Of the 13 VOCs detected at the site, trichloroethylene (TCE) and tetrachloroethylene (PCE) are the primary contaminants of concern. VOCs can cause short- and long-term health effects including eye, nose and throat irritation; nausea; headaches; and damage to the liver, kidneys and central nervous system. Before residents receive the well water, though, a Borough water treatment system treats the water to drinking water standards. A 1991 Remedial Investigation and Feasibility Study (RI/FS) identified two separate plumes: the “Klockner & Klockner” and “Wall Street/East Main Street.”

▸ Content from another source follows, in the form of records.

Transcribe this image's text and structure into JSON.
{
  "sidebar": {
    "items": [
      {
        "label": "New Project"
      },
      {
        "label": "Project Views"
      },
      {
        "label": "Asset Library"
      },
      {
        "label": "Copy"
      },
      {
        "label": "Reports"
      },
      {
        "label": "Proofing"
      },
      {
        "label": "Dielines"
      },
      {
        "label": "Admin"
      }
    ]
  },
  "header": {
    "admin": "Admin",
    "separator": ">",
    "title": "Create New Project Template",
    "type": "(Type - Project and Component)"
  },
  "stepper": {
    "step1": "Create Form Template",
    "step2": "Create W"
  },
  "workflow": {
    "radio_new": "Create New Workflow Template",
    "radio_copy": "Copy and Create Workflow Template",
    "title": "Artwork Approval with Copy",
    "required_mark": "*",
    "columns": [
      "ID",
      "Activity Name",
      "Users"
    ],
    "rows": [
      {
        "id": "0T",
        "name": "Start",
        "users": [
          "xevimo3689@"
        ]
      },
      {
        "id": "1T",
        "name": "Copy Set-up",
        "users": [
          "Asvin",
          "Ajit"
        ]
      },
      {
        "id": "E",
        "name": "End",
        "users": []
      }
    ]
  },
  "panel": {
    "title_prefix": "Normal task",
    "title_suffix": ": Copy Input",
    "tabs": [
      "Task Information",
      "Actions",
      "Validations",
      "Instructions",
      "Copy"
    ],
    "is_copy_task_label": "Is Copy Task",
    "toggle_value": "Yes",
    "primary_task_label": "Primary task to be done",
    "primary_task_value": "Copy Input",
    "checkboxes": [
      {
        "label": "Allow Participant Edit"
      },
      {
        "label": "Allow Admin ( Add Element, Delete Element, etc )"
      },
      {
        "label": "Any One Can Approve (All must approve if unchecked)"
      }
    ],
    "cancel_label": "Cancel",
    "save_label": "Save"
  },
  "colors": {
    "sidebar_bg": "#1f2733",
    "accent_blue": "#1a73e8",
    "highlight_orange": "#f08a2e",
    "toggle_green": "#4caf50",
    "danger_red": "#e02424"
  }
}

In 1981, residents were advised not to use their tap water for drinking or cooking due to contamination. After the National Guard trucked in temporary drinking water, the Borough built and later upgraded a water treatment system. In 1985, the state of New Jersey investigated the site and confirmed the presence of VOCs in the ground water. EPA identified six parties potentially responsible for the contamination at the site and in 1994 reached a settlement with Cordant Technologies, now a part of Alliant Techsystems, Inc. EPA also entered into an Administrative Order on Consent with Klockner & Klockner Partnership. Three Records of Decision outline the manner in which EPA is addressing the site. Remedial Actions include the extraction and treatment of contaminated ground water and the identification and removal of contaminant sources.